Vet Comp Orthop Traumatol 2012;25:239-245.

OBJECTIVE: To describe the radiographic, ultrasonographic, computed tomography (CT), magnetic resonance imaging (MRI), and arthroscopic findings in eight dogs with elbow lameness caused by primary flexor enthesopathy. STUDY DESIGN: Clinical study. ANIMALS: Eight client-owned dogs. METHODS: In all dogs, lameness was localized to the elbow by clinical examination. Radiographic examination, ultrasound, CT and MRI were performed prior to arthroscopy. In seven dogs, surgical treatment and subsequent histopathology were performed. RESULTS: Primary enthesopathy of the medial epicondyle was diagnosed in eight dogs (13 joints) by combining the minimal radiographic changes with specific ultrasonographic, CT, MRI and arthroscopic findings at the medial epicondyle. In all joints, any other pathology could be excluded. Histopathology of the affected tissue revealed degeneration and metaplasia in the flexor muscles. CONCLUSIONS: Primary flexor enthesopathy at the medial epicondyle is an unrecognized condition and is a possible cause of elbow lameness in the dog.

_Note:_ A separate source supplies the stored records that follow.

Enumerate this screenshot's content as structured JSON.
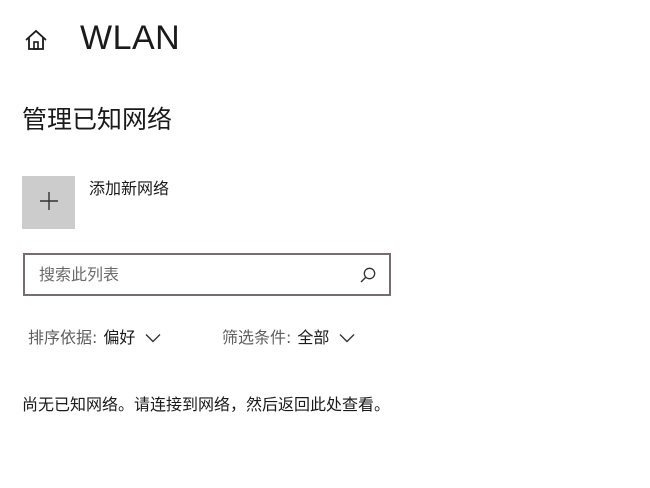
{
  "header": {
    "title": "WLAN",
    "home_icon": "home-icon"
  },
  "section": {
    "heading": "管理已知网络"
  },
  "add_network": {
    "icon": "plus-icon",
    "label": "添加新网络"
  },
  "search": {
    "placeholder": "搜索此列表",
    "value": "",
    "icon": "search-icon"
  },
  "sort": {
    "key_label": "排序依据:",
    "value": "偏好"
  },
  "filter": {
    "key_label": "筛选条件:",
    "value": "全部"
  },
  "empty_message": "尚无已知网络。请连接到网络，然后返回此处查看。",
  "colors": {
    "add_tile": "#cccccc",
    "search_border": "#7a6b72",
    "muted_text": "#5f5f5f"
  }
}
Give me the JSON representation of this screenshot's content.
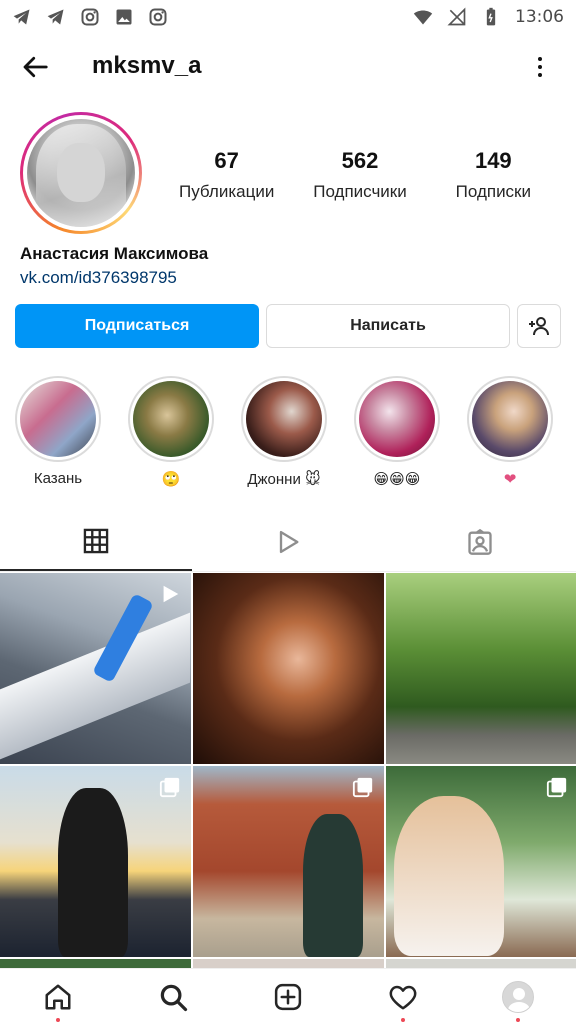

Diagnosis is based on specific imaging and arthroscopic findings. CLINICAL RELEVANCE: The most important cause of elbow lameness in dogs is medial coronoid disease. Often this condition presents with minimal radiographic and arthroscopic changes. In these cases, primary enthesopathy of the medial epicondyle should be considered as a differential diagnosis, in order to make the correct treatment decision.